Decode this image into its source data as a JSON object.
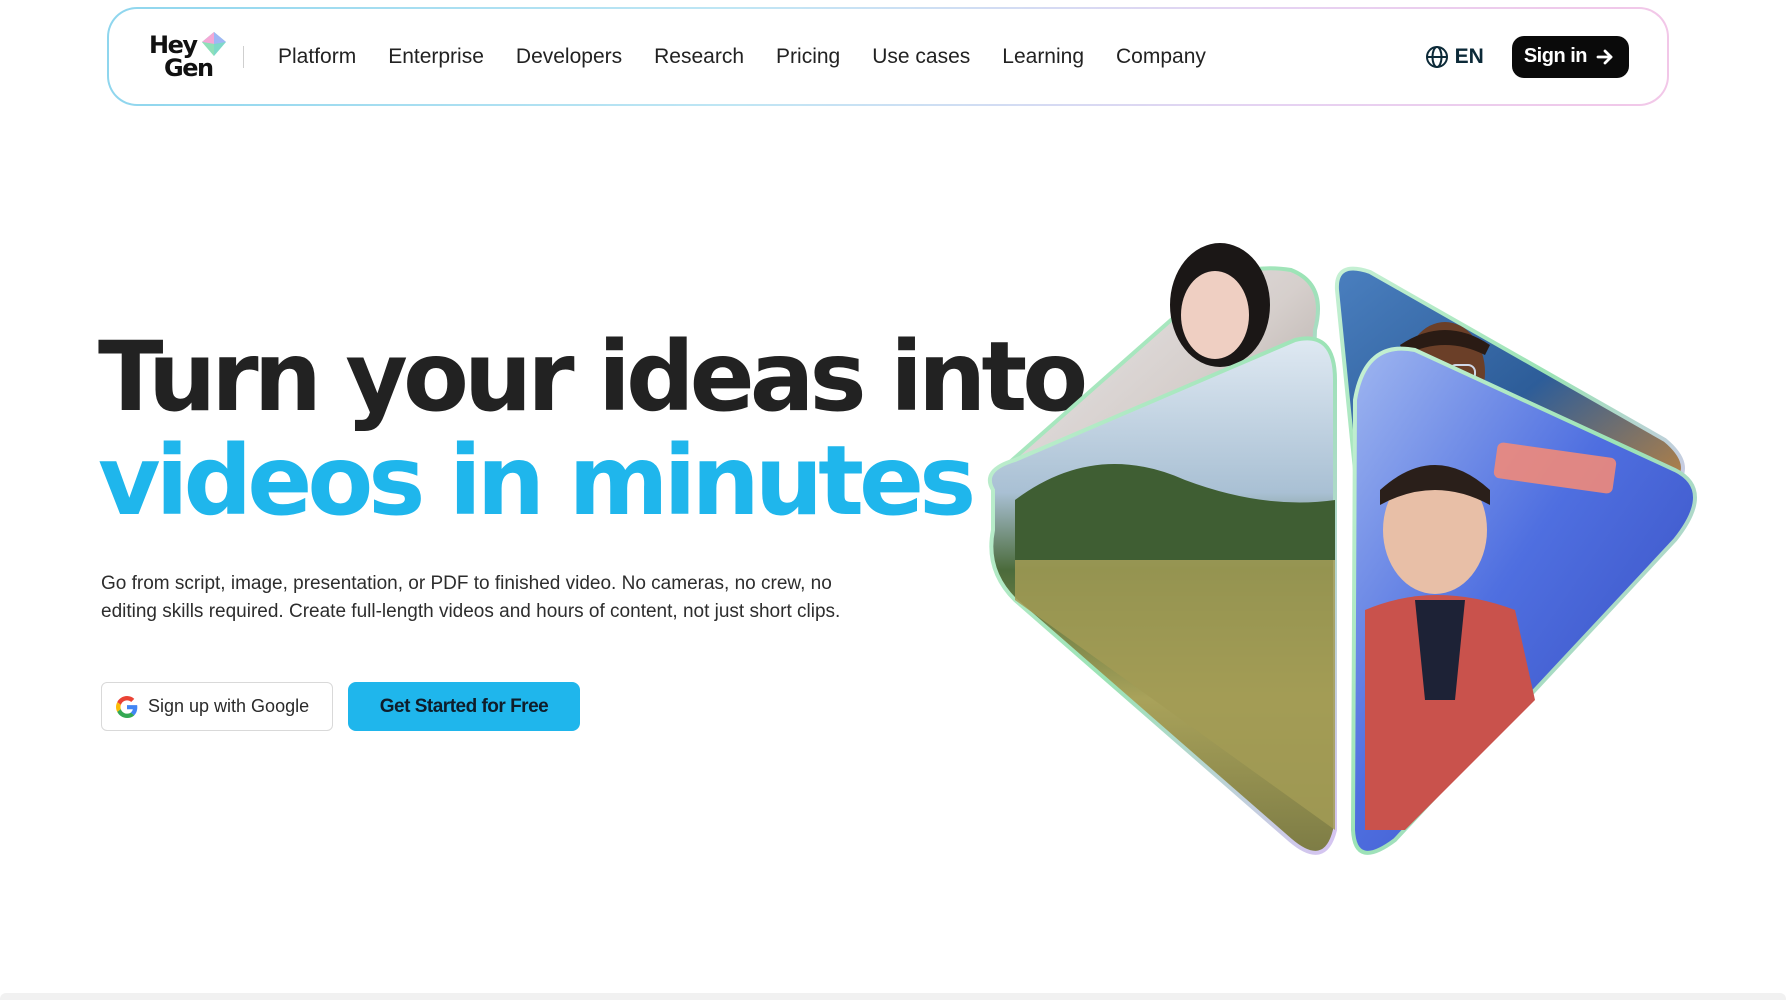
{
  "brand": {
    "logo_line1": "Hey",
    "logo_line2": "Gen"
  },
  "nav": {
    "items": [
      {
        "label": "Platform"
      },
      {
        "label": "Enterprise"
      },
      {
        "label": "Developers"
      },
      {
        "label": "Research"
      },
      {
        "label": "Pricing"
      },
      {
        "label": "Use cases"
      },
      {
        "label": "Learning"
      },
      {
        "label": "Company"
      }
    ],
    "language": "EN",
    "language_icon": "globe-icon",
    "signin_label": "Sign in",
    "signin_icon": "arrow-right-icon"
  },
  "hero": {
    "title_line1": "Turn your ideas into",
    "title_line2": "videos in minutes",
    "description": "Go from script, image, presentation, or PDF to finished video. No cameras, no crew, no editing skills required. Create full-length videos and hours of content, not just short clips.",
    "google_button": "Sign up with Google",
    "google_icon": "google-icon",
    "cta_button": "Get Started for Free"
  },
  "colors": {
    "accent": "#1fb6ec",
    "title_dark": "#222222",
    "signin_bg": "#0a0a0a"
  }
}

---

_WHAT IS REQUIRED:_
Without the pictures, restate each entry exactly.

_ANSWER SPACE:_
Decode this image into its source data as a JSON object.
{
  "brand": {
    "logo_line1": "Hey",
    "logo_line2": "Gen"
  },
  "nav": {
    "items": [
      {
        "label": "Platform"
      },
      {
        "label": "Enterprise"
      },
      {
        "label": "Developers"
      },
      {
        "label": "Research"
      },
      {
        "label": "Pricing"
      },
      {
        "label": "Use cases"
      },
      {
        "label": "Learning"
      },
      {
        "label": "Company"
      }
    ],
    "language": "EN",
    "language_icon": "globe-icon",
    "signin_label": "Sign in",
    "signin_icon": "arrow-right-icon"
  },
  "hero": {
    "title_line1": "Turn your ideas into",
    "title_line2": "videos in minutes",
    "description": "Go from script, image, presentation, or PDF to finished video. No cameras, no crew, no editing skills required. Create full-length videos and hours of content, not just short clips.",
    "google_button": "Sign up with Google",
    "google_icon": "google-icon",
    "cta_button": "Get Started for Free"
  },
  "colors": {
    "accent": "#1fb6ec",
    "title_dark": "#222222",
    "signin_bg": "#0a0a0a"
  }
}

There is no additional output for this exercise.